> _RECORDS PROVIDED_
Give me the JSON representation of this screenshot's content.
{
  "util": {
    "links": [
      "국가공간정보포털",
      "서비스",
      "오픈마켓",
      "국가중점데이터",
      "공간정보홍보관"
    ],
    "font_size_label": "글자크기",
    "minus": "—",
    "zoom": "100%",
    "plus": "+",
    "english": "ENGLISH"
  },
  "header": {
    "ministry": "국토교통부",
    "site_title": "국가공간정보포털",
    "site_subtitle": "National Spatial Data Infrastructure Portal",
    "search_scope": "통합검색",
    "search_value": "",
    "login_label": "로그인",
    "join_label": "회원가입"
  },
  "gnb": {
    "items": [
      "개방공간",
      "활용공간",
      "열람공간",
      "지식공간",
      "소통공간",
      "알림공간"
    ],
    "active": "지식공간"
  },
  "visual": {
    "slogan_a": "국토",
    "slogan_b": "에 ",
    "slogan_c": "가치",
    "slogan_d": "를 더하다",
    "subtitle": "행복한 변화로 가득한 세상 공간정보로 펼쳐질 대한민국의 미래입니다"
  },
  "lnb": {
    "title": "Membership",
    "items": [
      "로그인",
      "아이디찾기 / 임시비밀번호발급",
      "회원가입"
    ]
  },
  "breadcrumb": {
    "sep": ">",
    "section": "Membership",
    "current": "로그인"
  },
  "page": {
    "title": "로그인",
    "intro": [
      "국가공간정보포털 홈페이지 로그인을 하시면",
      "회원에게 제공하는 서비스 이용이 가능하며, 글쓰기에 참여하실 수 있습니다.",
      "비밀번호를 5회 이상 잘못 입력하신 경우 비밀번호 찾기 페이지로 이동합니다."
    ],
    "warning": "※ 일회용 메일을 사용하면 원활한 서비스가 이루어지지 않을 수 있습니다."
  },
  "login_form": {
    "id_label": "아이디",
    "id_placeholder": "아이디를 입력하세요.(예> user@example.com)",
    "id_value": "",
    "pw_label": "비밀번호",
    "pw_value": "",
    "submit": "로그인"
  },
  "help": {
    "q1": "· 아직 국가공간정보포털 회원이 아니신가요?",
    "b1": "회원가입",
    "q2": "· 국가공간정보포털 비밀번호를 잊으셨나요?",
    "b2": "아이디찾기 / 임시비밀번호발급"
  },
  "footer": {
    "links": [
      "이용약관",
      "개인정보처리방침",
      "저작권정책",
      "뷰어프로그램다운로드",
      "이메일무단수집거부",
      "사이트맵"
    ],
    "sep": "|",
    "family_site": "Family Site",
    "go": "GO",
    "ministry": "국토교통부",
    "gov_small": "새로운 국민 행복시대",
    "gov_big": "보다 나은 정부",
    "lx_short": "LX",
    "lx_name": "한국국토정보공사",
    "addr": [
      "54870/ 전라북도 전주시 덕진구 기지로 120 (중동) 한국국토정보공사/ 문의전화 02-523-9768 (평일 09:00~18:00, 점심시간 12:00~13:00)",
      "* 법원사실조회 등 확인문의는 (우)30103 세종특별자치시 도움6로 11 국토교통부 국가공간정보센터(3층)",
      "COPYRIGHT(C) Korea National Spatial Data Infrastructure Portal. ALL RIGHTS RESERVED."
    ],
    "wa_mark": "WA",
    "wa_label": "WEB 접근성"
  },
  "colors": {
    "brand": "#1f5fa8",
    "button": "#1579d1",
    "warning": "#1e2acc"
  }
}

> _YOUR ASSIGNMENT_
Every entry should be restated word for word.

> _EXERCISE RESPONSE_
Give me the JSON representation of this screenshot's content.
{
  "util": {
    "links": [
      "국가공간정보포털",
      "서비스",
      "오픈마켓",
      "국가중점데이터",
      "공간정보홍보관"
    ],
    "font_size_label": "글자크기",
    "minus": "—",
    "zoom": "100%",
    "plus": "+",
    "english": "ENGLISH"
  },
  "header": {
    "ministry": "국토교통부",
    "site_title": "국가공간정보포털",
    "site_subtitle": "National Spatial Data Infrastructure Portal",
    "search_scope": "통합검색",
    "search_value": "",
    "login_label": "로그인",
    "join_label": "회원가입"
  },
  "gnb": {
    "items": [
      "개방공간",
      "활용공간",
      "열람공간",
      "지식공간",
      "소통공간",
      "알림공간"
    ],
    "active": "지식공간"
  },
  "visual": {
    "slogan_a": "국토",
    "slogan_b": "에 ",
    "slogan_c": "가치",
    "slogan_d": "를 더하다",
    "subtitle": "행복한 변화로 가득한 세상 공간정보로 펼쳐질 대한민국의 미래입니다"
  },
  "lnb": {
    "title": "Membership",
    "items": [
      "로그인",
      "아이디찾기 / 임시비밀번호발급",
      "회원가입"
    ]
  },
  "breadcrumb": {
    "sep": ">",
    "section": "Membership",
    "current": "로그인"
  },
  "page": {
    "title": "로그인",
    "intro": [
      "국가공간정보포털 홈페이지 로그인을 하시면",
      "회원에게 제공하는 서비스 이용이 가능하며, 글쓰기에 참여하실 수 있습니다.",
      "비밀번호를 5회 이상 잘못 입력하신 경우 비밀번호 찾기 페이지로 이동합니다."
    ],
    "warning": "※ 일회용 메일을 사용하면 원활한 서비스가 이루어지지 않을 수 있습니다."
  },
  "login_form": {
    "id_label": "아이디",
    "id_placeholder": "아이디를 입력하세요.(예> user@example.com)",
    "id_value": "",
    "pw_label": "비밀번호",
    "pw_value": "",
    "submit": "로그인"
  },
  "help": {
    "q1": "· 아직 국가공간정보포털 회원이 아니신가요?",
    "b1": "회원가입",
    "q2": "· 국가공간정보포털 비밀번호를 잊으셨나요?",
    "b2": "아이디찾기 / 임시비밀번호발급"
  },
  "footer": {
    "links": [
      "이용약관",
      "개인정보처리방침",
      "저작권정책",
      "뷰어프로그램다운로드",
      "이메일무단수집거부",
      "사이트맵"
    ],
    "sep": "|",
    "family_site": "Family Site",
    "go": "GO",
    "ministry": "국토교통부",
    "gov_small": "새로운 국민 행복시대",
    "gov_big": "보다 나은 정부",
    "lx_short": "LX",
    "lx_name": "한국국토정보공사",
    "addr": [
      "54870/ 전라북도 전주시 덕진구 기지로 120 (중동) 한국국토정보공사/ 문의전화 02-523-9768 (평일 09:00~18:00, 점심시간 12:00~13:00)",
      "* 법원사실조회 등 확인문의는 (우)30103 세종특별자치시 도움6로 11 국토교통부 국가공간정보센터(3층)",
      "COPYRIGHT(C) Korea National Spatial Data Infrastructure Portal. ALL RIGHTS RESERVED."
    ],
    "wa_mark": "WA",
    "wa_label": "WEB 접근성"
  },
  "colors": {
    "brand": "#1f5fa8",
    "button": "#1579d1",
    "warning": "#1e2acc"
  }
}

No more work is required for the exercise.